By Greg B. The English gave us the India Pale Ale style, but good lord, they’re terrible at making it. Sure, that’s a very American-centric viewpoint of both beer and the style, but I have to come right out and say I’m happy that the American craft beer movement has taken this original, humble beer and roided it up into something that would be unrecognizable next to it’s origins. Evolution, in this case, tastes delicious.
And if evolution tastes delicious, what of it’s precursor? Well, I’m sorry to say that most actual English IPA (or most of them in general, for that matter) just don’t really shine.

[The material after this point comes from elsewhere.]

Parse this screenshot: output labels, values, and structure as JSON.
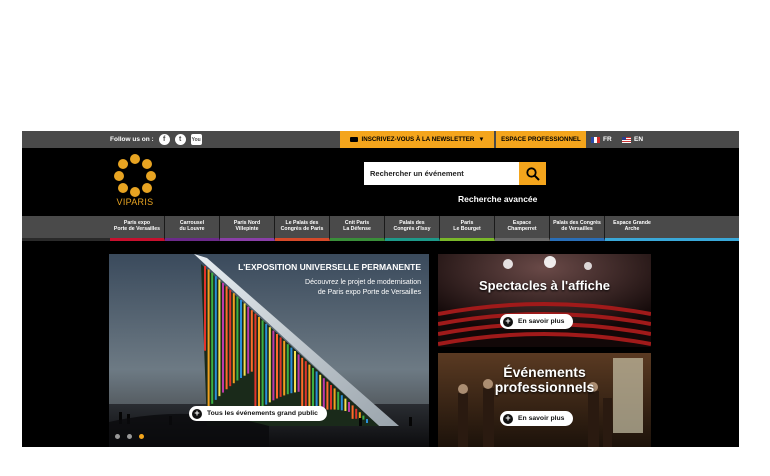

And I think Sam Smith’s IPA is a good example of an English IPA, but it’s worth discussing the beer for a moment, so you can all understand what I mean.
The beer pours a deep golden color with touches of reddish amber, and features a good 1 finger of very creamy light tan head that slowly recedes and leaves a very thick and luscious lacing. The beer (as you can see in the picture) has a bunch of carbonation to show off, which is notably different from most English ales. The aroma is quite malty, and smells of caramel malts and sweeter aromas as well as some musty citrus notes. The flavors are of a sweeter malt ‘tea’, if you can imagine that, with a hint of citrus and those more earthy notes dominating the hop profile, which is notably very minuscule. Telling this beer apart from an English pale ale would be very difficult indeed. The finish is a bit of carbonation and the sweet malt tea flavor that lingers. 5% abv, 1.3/5
How does this differ from an American IPA? A generally average American IPA will tend to be lighter in color, using less caramel malt and more malt of a biscuity or bready character. These malts really provide a structured backbone to the beer, allowing the residual sweetness to hang nicely, as well as whichever hop varieties you choose to use. For an American IPA, the nose may open with a very piney aroma, or perhaps a very citrusy one. And when you drink it, the pine/citrus or spicy hop aromas combine with a good amount of bitters, refreshing the palette. It’s generally not overly bitter, and this is where the good malt backbone holds it all together (and this is where a lot of mediocre IPAs fail. Not in hop usage, but in their malt skeleton to compliment the bitters). American IPAs finish refreshing and still complex. English IPAs finish with the same note they started with: a mild tea.